Start of DATA SHOWN

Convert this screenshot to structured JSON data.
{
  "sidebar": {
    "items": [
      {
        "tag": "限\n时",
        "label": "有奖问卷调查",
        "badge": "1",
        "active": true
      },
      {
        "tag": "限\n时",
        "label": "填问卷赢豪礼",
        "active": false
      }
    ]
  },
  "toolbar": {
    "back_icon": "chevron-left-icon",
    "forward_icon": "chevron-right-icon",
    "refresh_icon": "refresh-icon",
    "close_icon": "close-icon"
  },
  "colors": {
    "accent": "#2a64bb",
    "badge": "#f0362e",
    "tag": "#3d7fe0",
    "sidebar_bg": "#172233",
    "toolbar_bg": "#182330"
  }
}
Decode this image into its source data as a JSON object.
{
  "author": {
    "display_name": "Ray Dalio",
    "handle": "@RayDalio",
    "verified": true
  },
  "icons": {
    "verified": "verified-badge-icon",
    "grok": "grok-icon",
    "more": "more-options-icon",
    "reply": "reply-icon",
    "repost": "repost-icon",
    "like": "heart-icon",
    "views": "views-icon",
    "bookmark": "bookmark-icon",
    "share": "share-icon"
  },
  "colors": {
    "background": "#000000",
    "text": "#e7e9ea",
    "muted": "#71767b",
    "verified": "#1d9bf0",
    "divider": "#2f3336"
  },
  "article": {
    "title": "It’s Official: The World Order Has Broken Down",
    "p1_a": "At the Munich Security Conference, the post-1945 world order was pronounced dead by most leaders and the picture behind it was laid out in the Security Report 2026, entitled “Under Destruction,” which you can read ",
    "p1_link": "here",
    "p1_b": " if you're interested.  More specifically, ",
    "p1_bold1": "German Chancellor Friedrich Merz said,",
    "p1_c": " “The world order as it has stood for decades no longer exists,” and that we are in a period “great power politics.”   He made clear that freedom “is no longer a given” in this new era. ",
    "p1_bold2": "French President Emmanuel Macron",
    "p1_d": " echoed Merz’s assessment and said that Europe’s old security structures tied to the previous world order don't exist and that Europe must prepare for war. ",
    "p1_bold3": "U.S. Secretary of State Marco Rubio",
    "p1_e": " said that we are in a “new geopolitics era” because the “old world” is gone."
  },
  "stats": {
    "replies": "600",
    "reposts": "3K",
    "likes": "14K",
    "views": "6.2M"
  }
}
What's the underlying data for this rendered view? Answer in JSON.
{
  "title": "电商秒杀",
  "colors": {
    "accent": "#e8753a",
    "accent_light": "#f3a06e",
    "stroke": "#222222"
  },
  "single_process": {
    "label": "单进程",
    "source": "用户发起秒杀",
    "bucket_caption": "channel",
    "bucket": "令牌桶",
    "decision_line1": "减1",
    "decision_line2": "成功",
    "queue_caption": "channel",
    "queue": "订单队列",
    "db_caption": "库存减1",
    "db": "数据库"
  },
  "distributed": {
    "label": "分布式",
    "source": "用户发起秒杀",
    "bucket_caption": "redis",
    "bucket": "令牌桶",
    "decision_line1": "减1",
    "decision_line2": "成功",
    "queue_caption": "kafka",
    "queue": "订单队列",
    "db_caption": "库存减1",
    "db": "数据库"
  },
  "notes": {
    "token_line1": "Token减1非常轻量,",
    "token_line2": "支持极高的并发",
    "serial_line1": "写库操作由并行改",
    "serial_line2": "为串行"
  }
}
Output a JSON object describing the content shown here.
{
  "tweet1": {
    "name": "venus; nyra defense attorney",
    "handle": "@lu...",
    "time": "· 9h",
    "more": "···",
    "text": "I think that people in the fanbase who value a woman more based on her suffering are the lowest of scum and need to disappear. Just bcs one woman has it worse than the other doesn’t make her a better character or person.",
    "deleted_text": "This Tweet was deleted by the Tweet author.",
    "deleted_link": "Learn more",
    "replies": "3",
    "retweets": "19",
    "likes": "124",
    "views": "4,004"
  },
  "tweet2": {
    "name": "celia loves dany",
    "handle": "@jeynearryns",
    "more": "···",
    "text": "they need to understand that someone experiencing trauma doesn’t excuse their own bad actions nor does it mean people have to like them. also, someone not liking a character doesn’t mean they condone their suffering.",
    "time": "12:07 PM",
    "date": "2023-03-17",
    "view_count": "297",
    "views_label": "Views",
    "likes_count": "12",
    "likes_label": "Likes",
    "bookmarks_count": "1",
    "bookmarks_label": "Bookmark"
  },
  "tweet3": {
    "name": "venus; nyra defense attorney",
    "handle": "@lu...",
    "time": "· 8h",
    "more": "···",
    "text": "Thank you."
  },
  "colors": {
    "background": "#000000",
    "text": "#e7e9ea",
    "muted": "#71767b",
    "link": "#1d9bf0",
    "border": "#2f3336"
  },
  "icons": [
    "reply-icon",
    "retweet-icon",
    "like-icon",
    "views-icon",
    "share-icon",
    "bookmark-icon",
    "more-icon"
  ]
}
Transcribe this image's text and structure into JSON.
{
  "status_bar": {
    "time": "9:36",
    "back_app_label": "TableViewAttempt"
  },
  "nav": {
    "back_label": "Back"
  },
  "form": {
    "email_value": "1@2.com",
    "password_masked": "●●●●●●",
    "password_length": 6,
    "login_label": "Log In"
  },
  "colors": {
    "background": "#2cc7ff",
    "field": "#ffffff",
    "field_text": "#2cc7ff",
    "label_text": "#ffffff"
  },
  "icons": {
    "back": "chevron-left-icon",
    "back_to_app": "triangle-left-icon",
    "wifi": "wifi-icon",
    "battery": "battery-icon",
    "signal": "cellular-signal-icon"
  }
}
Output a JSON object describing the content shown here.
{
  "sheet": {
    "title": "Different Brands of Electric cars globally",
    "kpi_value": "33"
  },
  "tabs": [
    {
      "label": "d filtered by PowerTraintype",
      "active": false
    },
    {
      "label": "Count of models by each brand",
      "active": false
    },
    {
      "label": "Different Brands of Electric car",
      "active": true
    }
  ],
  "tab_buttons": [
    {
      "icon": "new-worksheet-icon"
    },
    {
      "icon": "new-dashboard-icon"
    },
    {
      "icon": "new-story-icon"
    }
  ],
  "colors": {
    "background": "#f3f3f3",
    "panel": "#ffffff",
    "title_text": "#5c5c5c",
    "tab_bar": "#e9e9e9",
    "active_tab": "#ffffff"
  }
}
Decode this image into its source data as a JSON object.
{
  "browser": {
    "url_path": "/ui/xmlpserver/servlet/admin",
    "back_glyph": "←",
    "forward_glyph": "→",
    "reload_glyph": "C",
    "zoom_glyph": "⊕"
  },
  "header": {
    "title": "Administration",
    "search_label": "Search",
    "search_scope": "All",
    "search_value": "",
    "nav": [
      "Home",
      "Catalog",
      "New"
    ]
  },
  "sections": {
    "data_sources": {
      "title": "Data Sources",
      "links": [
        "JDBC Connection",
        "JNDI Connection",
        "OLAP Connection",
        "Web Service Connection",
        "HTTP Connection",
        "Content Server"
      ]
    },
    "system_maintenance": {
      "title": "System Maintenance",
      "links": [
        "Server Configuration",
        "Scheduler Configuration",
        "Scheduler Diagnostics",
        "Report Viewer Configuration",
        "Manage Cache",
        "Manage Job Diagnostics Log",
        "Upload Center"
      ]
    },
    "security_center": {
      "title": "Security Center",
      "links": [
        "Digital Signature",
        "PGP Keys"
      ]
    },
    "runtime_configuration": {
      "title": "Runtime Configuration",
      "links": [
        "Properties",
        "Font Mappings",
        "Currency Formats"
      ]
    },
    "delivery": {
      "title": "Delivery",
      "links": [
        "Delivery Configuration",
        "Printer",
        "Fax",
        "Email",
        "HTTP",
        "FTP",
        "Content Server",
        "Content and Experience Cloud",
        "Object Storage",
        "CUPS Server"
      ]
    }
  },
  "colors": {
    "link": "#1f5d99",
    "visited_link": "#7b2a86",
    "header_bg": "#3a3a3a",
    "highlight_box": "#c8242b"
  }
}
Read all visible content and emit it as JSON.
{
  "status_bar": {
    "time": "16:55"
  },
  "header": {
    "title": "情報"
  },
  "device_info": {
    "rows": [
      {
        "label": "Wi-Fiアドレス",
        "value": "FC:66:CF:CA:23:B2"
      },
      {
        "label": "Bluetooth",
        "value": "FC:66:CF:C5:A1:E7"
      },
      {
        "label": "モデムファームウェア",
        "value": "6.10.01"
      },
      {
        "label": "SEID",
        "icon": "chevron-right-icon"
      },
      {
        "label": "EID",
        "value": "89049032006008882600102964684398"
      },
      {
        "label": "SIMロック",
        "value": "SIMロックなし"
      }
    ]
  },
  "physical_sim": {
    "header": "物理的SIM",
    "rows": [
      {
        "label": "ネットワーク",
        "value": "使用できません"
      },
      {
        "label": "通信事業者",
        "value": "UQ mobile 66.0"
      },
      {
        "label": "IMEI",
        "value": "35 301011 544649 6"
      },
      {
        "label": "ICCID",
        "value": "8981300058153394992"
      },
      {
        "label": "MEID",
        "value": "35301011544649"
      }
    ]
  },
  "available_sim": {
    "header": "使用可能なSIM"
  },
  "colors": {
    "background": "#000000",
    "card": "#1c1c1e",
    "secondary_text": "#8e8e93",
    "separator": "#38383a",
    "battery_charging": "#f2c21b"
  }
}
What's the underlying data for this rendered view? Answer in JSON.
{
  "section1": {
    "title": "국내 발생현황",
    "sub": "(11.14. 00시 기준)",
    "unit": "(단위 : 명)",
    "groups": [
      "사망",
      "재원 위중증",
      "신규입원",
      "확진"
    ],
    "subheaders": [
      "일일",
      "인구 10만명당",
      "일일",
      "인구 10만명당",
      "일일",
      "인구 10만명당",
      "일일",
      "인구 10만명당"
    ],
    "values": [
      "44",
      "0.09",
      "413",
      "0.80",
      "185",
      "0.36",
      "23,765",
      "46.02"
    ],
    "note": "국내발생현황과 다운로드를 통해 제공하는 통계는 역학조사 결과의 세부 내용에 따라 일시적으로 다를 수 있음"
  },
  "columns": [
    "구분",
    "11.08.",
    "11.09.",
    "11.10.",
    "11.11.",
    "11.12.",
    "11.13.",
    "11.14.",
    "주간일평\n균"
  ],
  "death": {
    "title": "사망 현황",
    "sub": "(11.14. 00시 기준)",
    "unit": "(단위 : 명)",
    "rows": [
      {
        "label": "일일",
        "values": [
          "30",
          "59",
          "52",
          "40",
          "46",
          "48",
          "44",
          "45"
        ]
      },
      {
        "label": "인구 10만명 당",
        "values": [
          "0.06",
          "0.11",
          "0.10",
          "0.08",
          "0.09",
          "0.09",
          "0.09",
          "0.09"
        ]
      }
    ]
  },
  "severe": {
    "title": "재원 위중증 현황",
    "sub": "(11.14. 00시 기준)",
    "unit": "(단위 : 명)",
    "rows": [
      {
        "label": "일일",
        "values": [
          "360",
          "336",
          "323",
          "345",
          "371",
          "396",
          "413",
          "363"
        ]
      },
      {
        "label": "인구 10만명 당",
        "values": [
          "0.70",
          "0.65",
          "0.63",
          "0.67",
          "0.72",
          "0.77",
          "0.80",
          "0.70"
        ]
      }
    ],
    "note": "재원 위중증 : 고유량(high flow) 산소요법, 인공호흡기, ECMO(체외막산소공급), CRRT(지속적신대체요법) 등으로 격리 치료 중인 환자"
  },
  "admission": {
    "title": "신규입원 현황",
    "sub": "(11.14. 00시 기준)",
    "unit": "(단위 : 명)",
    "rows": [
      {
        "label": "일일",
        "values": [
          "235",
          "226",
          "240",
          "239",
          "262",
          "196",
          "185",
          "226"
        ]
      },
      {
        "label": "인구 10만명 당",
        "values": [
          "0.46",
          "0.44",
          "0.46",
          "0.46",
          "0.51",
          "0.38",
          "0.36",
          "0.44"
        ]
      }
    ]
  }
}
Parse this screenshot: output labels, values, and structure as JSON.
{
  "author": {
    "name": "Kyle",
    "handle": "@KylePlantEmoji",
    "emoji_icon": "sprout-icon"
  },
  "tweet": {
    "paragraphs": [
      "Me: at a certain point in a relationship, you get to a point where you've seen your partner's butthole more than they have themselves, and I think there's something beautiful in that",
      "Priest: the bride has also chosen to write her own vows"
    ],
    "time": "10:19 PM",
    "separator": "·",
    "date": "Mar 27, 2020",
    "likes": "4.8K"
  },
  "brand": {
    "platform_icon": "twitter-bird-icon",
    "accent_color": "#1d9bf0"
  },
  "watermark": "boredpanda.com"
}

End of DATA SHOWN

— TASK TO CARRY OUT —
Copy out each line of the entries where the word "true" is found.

— SOLVED EXERCISE —
        "active": true
    "verified": true
      "active": true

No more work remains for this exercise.